Moody’s expects the budget deficit to widen over the remainder of the year, reaching 8.6 percent of GDP for all of 2022, as the significant impact of high global energy and food prices on the subsidy bill materializes.
Meanwhile, Moody’s expects the current account deficit to reach nearly 10% of GDP this year, after narrowing to 5.9% of GDP in 2021.
It recalled that data released by the national statistics office show that the external deficit in goods widened by 61% year-on-year in the first eight months of this year, reaching 12% of GDP.
While Tunisia’s foreign exchange reserves, which stood at $7.7 billion in August, have remained relatively resilient, with net foreign exchange reserves covering 111 days of imports, Moody’s believes that a deterioration in the balance of payments could quickly put pressure on foreign exchange reserves in the absence of an early agreement on a new IMF program.
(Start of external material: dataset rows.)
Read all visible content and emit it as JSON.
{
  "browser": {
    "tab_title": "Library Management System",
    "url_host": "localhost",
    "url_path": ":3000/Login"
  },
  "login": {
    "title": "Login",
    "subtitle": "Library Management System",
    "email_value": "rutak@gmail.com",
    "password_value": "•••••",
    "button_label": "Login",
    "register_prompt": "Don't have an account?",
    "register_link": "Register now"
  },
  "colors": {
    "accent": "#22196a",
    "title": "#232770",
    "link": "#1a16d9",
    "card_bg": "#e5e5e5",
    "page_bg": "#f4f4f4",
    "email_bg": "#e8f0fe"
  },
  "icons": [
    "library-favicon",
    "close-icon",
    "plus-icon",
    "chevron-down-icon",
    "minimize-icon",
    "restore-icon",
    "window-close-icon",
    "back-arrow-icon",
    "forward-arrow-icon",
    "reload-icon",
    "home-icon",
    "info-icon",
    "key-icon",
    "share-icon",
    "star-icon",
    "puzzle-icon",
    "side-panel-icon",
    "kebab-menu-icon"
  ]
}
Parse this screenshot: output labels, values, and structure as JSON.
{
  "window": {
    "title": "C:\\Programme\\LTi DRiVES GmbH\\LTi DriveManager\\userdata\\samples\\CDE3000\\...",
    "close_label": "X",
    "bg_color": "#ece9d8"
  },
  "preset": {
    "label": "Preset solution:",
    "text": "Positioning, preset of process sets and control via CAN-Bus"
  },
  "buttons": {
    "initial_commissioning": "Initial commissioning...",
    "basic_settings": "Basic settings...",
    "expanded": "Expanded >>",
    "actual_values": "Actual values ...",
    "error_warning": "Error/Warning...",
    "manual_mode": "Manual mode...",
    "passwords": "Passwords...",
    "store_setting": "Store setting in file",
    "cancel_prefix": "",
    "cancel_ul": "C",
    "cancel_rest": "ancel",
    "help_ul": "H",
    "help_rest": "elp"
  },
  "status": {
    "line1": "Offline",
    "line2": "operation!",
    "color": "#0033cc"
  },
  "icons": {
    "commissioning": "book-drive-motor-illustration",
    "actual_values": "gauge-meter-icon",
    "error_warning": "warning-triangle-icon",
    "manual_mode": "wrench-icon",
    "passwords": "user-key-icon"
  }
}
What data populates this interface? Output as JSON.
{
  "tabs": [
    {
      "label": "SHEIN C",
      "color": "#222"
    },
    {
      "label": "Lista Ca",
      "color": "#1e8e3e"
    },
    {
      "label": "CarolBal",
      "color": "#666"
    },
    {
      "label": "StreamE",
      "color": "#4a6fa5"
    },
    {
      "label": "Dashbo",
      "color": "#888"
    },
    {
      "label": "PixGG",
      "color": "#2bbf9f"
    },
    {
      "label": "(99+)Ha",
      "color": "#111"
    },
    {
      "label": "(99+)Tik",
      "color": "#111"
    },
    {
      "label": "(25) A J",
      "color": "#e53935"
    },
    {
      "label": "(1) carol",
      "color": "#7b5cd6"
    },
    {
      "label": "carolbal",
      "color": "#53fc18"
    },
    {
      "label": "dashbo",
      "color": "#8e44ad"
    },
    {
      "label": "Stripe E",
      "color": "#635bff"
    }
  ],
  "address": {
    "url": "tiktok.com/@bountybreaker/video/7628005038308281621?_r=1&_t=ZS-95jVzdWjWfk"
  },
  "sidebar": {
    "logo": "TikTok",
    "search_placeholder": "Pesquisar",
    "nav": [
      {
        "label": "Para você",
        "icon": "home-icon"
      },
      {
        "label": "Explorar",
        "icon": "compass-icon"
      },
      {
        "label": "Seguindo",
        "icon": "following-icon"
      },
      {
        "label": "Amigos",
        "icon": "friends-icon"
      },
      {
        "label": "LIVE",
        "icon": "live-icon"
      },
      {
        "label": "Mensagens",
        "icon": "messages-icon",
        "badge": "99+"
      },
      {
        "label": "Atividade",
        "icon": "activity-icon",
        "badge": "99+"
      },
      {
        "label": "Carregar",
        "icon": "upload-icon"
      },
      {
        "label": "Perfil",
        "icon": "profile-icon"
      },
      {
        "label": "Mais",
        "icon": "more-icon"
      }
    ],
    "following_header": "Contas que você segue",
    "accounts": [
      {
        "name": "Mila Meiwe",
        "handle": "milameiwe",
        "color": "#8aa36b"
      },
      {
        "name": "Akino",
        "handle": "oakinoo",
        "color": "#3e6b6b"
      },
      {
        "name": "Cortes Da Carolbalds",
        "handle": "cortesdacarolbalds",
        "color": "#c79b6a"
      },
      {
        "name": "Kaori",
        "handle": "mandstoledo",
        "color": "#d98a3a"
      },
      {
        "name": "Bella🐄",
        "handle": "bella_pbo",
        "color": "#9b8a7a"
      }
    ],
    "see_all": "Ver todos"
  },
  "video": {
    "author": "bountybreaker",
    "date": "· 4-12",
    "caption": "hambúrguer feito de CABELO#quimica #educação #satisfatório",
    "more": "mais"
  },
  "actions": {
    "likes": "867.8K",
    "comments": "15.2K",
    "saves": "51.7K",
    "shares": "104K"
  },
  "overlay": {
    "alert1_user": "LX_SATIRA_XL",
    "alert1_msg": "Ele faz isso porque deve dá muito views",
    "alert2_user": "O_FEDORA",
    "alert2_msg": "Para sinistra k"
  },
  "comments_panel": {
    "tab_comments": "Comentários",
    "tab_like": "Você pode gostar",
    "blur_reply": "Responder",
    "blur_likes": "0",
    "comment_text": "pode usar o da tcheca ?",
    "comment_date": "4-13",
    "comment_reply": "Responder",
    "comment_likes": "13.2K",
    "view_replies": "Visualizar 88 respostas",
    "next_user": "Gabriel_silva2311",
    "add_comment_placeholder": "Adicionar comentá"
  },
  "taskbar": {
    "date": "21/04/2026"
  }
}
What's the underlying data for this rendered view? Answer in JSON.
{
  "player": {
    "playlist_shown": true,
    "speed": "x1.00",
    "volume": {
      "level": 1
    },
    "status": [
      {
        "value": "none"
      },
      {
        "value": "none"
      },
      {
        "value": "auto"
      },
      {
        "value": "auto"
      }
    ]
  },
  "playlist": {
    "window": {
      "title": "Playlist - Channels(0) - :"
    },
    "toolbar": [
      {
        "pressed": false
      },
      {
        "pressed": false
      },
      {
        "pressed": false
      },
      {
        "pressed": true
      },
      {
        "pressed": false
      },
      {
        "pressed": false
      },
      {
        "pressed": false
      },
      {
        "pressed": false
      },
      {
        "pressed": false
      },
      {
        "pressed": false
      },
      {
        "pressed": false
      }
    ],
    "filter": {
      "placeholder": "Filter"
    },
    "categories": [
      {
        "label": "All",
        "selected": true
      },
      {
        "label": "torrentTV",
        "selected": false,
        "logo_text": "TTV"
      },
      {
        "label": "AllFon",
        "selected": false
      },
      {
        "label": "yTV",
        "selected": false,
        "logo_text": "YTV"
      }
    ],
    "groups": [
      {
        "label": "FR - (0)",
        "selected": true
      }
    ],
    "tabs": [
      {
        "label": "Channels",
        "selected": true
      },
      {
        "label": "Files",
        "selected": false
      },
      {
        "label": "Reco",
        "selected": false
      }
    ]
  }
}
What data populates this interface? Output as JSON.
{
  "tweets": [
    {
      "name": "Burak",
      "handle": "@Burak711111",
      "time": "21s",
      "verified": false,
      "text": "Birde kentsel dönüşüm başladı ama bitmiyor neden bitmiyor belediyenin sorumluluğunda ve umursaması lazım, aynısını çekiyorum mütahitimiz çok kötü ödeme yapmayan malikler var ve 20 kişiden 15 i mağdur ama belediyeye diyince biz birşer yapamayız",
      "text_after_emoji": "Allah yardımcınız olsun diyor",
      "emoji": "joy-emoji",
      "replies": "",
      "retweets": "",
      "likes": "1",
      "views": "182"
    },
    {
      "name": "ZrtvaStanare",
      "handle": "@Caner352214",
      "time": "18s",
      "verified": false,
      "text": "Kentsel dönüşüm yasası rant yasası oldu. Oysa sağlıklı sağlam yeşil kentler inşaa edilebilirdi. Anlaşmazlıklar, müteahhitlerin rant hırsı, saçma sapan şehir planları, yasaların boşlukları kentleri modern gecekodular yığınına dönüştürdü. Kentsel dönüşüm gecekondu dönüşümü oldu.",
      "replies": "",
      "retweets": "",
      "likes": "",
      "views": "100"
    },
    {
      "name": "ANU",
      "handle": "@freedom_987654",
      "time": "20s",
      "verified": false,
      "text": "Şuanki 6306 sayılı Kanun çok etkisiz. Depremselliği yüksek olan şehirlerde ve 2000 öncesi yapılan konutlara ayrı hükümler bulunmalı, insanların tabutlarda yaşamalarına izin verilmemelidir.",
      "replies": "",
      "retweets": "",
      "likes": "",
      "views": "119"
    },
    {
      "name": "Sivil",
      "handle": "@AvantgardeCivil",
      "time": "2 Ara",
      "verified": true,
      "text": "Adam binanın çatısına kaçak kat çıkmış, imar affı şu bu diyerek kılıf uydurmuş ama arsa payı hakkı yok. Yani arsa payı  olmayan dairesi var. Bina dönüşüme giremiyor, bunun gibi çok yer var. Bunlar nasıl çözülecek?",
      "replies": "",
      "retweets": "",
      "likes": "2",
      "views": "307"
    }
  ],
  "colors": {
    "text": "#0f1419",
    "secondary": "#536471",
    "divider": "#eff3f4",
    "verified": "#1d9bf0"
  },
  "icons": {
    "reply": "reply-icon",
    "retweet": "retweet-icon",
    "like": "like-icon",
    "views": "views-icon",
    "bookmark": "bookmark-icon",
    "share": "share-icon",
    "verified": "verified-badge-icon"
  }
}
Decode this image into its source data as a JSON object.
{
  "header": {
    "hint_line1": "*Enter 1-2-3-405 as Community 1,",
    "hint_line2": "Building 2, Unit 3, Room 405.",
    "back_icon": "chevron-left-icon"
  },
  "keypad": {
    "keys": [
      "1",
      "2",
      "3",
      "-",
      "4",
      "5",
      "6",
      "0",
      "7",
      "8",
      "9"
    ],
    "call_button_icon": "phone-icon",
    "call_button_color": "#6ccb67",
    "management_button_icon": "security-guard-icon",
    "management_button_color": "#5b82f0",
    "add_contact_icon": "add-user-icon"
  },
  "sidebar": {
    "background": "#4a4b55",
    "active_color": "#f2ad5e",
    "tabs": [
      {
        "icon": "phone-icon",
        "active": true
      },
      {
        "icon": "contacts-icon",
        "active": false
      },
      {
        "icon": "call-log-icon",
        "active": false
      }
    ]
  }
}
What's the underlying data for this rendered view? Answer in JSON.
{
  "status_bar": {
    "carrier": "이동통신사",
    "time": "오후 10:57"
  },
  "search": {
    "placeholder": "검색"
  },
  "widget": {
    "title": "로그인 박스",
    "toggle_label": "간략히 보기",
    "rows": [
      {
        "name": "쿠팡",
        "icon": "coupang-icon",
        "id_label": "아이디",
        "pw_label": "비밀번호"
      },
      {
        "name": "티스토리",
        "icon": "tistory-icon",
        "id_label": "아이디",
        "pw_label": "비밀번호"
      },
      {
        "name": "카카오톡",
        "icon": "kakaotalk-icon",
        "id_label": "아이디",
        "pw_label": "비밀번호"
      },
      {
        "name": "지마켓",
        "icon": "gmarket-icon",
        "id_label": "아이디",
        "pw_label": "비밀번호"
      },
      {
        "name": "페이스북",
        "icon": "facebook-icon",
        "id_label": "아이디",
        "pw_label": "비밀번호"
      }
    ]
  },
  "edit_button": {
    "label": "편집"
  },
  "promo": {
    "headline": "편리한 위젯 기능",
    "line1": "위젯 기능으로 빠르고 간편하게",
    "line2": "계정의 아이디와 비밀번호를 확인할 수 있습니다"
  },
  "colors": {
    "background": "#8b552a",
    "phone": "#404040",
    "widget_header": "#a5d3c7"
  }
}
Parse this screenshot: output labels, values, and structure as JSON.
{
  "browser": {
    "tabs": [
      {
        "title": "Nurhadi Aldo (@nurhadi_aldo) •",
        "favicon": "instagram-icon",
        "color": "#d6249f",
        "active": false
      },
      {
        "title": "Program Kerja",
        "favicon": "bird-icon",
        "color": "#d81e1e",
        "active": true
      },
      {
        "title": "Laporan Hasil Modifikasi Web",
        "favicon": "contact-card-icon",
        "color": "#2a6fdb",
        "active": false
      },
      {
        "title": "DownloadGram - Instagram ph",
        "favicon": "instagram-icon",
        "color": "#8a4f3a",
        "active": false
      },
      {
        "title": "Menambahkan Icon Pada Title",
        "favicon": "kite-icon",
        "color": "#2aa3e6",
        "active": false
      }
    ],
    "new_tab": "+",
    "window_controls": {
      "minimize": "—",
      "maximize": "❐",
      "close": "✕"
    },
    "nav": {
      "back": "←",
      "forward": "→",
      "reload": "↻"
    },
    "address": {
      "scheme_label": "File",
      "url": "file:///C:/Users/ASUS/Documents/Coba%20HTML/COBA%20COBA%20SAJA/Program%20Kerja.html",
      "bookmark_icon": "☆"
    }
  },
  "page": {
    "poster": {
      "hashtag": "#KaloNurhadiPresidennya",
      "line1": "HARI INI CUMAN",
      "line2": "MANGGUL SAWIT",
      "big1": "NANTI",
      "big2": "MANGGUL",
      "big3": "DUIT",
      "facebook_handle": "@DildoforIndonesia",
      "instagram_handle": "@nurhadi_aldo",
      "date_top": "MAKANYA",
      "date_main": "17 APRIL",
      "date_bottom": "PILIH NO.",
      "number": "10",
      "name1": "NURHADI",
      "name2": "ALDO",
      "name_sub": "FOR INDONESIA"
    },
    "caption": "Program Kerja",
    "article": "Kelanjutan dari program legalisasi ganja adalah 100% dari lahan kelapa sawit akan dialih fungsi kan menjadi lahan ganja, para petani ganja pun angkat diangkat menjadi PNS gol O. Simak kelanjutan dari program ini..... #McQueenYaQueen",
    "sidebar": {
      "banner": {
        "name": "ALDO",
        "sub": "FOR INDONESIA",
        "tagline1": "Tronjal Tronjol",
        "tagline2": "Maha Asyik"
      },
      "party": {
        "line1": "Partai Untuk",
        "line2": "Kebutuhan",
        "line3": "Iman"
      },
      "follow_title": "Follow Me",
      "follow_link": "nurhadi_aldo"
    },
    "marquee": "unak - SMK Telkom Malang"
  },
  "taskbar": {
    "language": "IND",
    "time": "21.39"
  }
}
While the wage agreement with the UGTT supports progress toward an IMF agreement, the IMF will likely seek further commitments in other areas of reform to be covered under a program, including the restructuring of loss-making state-owned enterprises and the phasing out of consumer subsidies in favor of more targeted financial transfers,” the rating agency said.
It added that the degree of consensus among stakeholders and social interest groups on these reforms remains uncertain, while a history of delays in past reforms clouds expectations of success in a less favorable political and economic environment.